### REQUIRED WORK
The answer must consist of every line from the entries that holds the word "type".

### RAW DATA
- - - - - - -
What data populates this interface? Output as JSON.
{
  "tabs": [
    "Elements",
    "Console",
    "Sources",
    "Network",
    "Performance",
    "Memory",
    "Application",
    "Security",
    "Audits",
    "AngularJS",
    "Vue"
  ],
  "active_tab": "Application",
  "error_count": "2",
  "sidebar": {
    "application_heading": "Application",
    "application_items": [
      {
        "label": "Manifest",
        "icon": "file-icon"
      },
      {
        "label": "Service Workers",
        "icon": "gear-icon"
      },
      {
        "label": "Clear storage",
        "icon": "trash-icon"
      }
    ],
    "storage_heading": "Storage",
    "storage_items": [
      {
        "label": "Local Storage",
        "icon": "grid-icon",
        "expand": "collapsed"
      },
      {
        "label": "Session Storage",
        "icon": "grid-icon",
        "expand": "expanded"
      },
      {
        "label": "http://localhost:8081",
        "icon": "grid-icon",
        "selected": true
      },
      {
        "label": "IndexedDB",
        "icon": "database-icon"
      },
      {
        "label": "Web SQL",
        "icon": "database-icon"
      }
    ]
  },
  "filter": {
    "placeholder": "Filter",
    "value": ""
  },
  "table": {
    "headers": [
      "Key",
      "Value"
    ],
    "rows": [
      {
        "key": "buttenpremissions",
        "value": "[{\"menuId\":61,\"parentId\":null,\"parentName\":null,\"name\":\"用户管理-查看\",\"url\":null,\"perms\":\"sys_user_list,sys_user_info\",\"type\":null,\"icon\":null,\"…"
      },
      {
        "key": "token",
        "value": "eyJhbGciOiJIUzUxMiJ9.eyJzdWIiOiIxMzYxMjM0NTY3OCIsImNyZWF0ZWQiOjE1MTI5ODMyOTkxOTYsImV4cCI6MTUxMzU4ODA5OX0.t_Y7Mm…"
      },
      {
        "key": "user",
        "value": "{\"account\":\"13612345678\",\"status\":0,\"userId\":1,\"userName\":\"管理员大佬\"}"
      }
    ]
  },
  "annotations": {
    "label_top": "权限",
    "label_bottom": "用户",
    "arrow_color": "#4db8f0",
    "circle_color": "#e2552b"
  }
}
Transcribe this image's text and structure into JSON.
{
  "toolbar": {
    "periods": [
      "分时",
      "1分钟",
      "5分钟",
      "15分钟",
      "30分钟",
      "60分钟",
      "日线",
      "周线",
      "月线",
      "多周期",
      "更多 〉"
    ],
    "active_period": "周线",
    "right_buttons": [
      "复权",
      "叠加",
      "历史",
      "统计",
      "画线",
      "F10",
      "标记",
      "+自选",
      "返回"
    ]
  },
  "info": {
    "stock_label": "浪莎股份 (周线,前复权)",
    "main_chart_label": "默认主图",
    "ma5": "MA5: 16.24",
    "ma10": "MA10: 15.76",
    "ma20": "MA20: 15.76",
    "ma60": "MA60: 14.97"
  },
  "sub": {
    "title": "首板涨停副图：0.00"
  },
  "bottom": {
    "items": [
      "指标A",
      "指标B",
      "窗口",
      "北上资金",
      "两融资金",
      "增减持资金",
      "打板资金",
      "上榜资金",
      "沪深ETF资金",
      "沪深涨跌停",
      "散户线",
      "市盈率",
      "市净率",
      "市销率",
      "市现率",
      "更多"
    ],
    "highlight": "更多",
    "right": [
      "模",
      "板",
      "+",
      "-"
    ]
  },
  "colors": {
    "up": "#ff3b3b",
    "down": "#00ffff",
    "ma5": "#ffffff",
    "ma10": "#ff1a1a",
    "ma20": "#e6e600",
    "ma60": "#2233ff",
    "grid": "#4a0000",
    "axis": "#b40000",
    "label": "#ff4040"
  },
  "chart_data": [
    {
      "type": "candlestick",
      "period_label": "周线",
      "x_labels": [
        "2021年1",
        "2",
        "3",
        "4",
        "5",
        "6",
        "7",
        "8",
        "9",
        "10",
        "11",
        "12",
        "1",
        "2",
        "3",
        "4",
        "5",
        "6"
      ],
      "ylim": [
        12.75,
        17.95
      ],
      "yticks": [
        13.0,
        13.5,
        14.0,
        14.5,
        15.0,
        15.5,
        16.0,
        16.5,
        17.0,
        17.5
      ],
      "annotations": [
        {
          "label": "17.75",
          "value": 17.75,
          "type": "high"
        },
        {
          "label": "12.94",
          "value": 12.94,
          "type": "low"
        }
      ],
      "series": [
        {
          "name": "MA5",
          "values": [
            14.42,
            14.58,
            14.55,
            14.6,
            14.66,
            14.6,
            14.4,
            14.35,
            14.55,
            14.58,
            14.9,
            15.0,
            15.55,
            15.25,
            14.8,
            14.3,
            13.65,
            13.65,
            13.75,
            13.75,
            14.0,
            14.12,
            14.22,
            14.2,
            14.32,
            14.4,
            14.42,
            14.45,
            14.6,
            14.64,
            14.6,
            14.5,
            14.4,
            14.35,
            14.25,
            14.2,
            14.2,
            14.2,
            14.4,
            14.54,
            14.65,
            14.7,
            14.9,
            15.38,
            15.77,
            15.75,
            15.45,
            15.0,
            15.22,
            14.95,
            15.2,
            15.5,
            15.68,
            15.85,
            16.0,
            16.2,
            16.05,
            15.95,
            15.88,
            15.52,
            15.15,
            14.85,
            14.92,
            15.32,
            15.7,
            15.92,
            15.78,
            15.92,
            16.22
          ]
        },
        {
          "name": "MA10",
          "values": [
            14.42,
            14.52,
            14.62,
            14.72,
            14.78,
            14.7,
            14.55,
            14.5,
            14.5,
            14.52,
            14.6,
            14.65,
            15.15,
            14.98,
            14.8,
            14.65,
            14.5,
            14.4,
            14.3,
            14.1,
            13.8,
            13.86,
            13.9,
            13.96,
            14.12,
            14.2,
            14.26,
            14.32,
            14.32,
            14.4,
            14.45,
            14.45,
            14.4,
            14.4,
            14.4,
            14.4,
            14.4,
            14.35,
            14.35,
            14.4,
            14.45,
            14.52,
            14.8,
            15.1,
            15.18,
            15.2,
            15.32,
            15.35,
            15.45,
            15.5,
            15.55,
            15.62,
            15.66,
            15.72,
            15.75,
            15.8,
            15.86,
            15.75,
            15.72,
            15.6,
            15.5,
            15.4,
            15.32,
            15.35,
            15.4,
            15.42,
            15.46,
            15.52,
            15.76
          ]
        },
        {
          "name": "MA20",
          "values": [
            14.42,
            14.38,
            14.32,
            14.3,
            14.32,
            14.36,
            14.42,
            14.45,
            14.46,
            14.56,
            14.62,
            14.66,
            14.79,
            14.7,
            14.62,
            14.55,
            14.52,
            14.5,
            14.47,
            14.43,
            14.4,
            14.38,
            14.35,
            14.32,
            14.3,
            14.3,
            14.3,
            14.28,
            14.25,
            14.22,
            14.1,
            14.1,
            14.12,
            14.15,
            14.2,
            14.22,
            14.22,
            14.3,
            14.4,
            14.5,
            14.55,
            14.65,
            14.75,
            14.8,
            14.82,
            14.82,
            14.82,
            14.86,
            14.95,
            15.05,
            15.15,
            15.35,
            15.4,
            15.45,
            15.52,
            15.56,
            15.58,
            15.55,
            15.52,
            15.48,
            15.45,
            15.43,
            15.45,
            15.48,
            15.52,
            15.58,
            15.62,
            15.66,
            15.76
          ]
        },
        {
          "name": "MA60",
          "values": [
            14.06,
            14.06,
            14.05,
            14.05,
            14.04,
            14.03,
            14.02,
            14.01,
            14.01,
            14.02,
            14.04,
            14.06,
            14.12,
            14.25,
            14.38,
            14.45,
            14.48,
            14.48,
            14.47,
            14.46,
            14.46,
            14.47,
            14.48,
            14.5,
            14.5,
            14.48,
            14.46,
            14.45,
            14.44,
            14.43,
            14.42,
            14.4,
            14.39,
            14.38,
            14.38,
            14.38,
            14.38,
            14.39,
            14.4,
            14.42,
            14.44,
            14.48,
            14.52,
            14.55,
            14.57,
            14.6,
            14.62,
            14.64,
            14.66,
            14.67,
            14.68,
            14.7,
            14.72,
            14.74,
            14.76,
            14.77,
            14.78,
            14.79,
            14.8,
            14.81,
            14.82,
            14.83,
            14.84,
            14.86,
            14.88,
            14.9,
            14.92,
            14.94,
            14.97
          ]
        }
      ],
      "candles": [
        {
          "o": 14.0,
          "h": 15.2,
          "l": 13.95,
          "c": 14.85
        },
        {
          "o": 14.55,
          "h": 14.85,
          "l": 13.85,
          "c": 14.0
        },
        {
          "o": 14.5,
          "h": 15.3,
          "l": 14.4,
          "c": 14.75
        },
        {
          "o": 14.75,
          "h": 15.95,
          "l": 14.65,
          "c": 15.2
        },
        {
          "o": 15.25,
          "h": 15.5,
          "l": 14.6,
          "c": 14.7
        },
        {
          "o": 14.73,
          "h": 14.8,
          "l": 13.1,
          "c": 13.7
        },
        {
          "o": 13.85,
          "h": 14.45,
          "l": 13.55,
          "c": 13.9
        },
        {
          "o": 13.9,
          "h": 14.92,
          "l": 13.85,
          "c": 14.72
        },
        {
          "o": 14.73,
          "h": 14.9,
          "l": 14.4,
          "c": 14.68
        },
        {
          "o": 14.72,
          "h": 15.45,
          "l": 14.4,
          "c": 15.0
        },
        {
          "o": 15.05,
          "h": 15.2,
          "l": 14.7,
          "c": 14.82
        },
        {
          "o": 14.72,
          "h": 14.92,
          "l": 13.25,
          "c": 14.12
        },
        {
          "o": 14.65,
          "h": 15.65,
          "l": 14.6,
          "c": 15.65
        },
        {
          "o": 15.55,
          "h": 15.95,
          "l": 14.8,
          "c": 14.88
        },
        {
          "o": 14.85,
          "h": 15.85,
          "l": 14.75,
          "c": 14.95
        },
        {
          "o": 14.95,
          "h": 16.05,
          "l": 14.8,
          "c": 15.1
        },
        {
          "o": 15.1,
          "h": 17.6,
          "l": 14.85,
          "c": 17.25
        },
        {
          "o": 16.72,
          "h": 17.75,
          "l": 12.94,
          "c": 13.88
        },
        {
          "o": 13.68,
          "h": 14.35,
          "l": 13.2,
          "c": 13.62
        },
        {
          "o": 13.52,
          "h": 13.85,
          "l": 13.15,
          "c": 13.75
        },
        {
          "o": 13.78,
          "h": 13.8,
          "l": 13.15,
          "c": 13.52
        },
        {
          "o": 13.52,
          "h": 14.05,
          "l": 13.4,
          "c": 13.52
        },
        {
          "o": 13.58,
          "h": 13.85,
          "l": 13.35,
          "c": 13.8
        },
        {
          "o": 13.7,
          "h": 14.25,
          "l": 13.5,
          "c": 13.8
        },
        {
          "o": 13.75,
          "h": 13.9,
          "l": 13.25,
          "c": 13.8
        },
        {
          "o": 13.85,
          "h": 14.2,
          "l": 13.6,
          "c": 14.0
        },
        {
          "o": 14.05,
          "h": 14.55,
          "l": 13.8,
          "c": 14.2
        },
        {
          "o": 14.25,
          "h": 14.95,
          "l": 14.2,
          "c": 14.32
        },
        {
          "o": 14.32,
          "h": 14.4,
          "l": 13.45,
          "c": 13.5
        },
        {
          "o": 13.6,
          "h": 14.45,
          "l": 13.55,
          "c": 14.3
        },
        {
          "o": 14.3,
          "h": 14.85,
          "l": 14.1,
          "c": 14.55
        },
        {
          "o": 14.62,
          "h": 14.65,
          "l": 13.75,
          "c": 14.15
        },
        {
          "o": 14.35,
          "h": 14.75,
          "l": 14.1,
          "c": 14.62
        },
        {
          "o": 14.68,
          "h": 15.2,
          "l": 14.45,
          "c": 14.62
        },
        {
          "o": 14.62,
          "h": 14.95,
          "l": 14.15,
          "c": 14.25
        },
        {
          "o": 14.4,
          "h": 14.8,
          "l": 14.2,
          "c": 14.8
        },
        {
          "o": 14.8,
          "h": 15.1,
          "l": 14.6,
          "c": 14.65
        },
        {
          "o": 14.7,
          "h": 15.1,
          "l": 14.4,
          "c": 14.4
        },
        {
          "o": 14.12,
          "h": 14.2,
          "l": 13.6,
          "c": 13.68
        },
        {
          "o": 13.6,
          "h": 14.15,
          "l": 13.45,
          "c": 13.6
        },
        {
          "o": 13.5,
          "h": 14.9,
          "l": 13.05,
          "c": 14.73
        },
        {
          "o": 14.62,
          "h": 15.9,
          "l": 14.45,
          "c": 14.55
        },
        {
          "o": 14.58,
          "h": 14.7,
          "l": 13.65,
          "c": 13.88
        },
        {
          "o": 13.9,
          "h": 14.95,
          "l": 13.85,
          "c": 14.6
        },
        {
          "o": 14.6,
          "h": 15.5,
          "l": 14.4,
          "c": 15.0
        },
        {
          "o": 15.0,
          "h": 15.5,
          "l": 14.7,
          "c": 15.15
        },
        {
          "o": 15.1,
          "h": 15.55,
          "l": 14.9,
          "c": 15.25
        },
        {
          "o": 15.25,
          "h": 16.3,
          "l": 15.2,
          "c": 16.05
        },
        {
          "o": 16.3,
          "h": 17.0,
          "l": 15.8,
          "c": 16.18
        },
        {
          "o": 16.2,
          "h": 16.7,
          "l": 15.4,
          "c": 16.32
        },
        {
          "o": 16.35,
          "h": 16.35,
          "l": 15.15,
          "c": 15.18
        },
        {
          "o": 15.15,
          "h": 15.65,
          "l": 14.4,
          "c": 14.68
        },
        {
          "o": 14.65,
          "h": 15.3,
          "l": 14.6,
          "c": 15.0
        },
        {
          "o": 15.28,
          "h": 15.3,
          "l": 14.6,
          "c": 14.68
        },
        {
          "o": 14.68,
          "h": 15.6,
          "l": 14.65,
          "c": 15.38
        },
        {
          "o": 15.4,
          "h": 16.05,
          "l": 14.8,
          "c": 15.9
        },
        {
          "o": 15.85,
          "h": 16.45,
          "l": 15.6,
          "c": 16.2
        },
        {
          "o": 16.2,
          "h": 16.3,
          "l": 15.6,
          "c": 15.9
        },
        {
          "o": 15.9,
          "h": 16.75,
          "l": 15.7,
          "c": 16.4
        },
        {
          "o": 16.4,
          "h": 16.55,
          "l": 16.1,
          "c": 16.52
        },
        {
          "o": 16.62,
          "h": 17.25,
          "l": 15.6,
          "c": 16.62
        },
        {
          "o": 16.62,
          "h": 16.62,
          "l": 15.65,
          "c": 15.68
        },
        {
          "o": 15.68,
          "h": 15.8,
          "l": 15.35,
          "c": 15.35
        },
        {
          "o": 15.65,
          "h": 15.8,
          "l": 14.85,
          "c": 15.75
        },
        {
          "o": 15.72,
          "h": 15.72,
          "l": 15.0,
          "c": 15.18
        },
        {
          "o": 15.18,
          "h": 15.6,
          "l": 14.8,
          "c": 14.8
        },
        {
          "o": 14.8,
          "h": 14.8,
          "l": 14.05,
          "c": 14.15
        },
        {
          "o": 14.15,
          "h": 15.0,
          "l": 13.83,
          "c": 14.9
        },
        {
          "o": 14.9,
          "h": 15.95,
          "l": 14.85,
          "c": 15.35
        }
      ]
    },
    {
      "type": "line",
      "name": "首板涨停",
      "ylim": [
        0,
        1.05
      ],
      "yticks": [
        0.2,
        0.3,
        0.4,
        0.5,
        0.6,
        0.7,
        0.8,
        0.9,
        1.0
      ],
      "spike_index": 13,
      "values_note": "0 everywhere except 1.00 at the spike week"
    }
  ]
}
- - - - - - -
### ANSWER TO THIS TASK
        "value": "[{\"menuId\":61,\"parentId\":null,\"parentName\":null,\"name\":\"用户管理-查看\",\"url\":null,\"perms\":\"sys_user_list,sys_user_info\",\"type\":null,\"icon\":null,\"…"
      "type": "candlestick",
          "type": "high"
          "type": "low"
      "type": "line",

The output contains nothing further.